:: Supplied material ::

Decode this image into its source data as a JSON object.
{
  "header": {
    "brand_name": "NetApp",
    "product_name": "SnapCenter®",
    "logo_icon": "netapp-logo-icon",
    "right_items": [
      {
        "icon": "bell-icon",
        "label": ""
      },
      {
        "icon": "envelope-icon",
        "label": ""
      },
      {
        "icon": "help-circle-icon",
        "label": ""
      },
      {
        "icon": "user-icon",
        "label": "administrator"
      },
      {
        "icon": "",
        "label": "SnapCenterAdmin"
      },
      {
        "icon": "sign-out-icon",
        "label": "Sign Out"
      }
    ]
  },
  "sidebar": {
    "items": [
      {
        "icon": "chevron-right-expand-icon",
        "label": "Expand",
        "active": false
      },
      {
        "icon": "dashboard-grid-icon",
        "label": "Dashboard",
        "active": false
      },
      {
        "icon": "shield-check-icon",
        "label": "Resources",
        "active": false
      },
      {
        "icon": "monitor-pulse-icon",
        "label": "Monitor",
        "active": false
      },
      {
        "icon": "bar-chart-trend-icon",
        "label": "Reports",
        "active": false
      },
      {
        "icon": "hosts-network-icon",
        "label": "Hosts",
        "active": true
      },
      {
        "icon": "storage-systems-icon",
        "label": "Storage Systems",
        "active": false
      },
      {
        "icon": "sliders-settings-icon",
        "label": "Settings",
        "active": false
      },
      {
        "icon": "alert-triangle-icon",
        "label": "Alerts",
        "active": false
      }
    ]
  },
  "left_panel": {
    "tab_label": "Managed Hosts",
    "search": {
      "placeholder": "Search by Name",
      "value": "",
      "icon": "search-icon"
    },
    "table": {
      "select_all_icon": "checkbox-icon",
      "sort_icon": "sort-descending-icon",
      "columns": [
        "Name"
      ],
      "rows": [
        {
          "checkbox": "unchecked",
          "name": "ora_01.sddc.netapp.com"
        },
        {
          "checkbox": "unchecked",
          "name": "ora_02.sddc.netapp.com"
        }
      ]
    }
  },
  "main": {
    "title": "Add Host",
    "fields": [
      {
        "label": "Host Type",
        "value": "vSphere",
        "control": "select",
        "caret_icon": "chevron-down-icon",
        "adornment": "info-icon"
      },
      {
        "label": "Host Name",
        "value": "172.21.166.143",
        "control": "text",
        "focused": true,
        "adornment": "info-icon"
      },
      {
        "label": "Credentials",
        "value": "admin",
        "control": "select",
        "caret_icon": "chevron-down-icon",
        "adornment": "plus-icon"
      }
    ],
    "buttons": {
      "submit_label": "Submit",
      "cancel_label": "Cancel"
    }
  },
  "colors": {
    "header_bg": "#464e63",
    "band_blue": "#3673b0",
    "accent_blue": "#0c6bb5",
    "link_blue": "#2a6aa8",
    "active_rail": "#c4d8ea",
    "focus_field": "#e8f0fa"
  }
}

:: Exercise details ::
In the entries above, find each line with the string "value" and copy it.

:: Response for this exercise ::
      "value": "",
        "value": "vSphere",
        "value": "172.21.166.143",
        "value": "admin",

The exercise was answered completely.